To do: Keep only the lines of the listing that include the word "Mode", and copy them.

___ Material provided ___

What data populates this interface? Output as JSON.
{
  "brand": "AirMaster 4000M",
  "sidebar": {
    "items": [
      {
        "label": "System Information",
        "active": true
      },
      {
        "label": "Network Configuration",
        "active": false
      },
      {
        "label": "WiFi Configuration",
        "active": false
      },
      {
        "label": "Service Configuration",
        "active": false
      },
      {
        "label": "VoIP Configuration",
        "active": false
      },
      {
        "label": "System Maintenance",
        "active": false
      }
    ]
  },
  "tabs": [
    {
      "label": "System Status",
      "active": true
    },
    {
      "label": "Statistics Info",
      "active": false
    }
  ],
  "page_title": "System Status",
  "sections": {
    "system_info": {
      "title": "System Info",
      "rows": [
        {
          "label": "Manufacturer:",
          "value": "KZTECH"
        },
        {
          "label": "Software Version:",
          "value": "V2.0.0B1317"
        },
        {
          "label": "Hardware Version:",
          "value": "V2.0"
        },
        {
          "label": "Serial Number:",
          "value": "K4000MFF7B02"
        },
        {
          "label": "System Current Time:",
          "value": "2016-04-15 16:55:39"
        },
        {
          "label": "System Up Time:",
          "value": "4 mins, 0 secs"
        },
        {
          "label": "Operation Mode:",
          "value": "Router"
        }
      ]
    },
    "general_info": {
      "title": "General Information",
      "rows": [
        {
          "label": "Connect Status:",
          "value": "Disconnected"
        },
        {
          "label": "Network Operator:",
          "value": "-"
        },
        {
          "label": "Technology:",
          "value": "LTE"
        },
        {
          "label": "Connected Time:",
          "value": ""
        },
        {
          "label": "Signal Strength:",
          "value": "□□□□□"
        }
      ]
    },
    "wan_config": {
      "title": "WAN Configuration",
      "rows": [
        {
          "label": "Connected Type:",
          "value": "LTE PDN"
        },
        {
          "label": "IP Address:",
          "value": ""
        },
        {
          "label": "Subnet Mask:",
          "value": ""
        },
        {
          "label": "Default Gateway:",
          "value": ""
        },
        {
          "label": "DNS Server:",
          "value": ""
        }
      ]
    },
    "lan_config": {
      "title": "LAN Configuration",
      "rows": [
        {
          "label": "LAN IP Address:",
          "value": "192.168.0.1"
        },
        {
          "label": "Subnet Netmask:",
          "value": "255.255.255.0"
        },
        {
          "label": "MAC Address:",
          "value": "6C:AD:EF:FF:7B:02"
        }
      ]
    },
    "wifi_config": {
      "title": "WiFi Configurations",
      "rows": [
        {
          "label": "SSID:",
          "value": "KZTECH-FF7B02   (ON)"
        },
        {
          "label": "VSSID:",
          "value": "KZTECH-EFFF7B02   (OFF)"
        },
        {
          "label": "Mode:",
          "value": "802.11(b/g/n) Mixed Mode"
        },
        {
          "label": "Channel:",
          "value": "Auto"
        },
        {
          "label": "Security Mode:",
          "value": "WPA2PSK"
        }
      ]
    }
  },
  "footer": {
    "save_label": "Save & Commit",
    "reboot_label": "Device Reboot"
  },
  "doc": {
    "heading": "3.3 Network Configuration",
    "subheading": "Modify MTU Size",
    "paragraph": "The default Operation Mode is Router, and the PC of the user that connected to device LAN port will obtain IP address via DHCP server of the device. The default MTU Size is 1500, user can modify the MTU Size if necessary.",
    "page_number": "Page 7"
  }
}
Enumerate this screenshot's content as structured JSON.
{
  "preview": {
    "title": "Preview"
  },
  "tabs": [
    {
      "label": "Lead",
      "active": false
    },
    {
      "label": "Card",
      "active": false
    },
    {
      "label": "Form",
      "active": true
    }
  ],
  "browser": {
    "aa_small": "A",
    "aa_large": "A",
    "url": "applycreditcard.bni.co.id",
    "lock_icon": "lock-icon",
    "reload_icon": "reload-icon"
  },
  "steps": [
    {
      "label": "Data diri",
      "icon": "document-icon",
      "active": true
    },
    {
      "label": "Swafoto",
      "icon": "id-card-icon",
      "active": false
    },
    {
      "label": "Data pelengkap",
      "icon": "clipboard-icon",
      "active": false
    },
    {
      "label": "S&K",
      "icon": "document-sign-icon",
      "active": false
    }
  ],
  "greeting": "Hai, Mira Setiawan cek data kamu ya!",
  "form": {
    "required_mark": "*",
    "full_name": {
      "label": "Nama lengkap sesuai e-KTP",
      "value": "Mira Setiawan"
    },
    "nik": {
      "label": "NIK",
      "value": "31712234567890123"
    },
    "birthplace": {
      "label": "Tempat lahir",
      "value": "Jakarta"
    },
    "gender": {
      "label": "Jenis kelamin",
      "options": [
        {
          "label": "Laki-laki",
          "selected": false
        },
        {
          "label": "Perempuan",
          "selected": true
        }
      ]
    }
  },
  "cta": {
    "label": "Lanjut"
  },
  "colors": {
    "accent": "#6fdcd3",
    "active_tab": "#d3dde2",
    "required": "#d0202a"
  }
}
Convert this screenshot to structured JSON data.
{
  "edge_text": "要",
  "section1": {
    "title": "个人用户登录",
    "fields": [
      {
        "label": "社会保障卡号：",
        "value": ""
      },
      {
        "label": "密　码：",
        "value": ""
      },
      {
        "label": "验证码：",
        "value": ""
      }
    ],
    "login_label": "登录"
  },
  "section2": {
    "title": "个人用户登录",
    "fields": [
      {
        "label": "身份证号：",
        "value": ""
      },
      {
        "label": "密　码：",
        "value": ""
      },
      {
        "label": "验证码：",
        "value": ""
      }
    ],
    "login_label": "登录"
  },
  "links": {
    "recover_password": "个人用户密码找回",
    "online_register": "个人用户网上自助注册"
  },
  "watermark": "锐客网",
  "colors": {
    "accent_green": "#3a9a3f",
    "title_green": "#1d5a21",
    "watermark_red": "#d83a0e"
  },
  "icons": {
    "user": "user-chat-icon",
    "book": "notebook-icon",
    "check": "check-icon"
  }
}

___

Output for this exercise:
          "label": "Operation Mode:",
          "label": "Mode:",
          "value": "802.11(b/g/n) Mixed Mode"
          "label": "Security Mode:",
    "paragraph": "The default Operation Mode is Router, and the PC of the user that connected to device LAN port will obtain IP address via DHCP server of the device. The default MTU Size is 1500, user can modify the MTU Size if necessary.",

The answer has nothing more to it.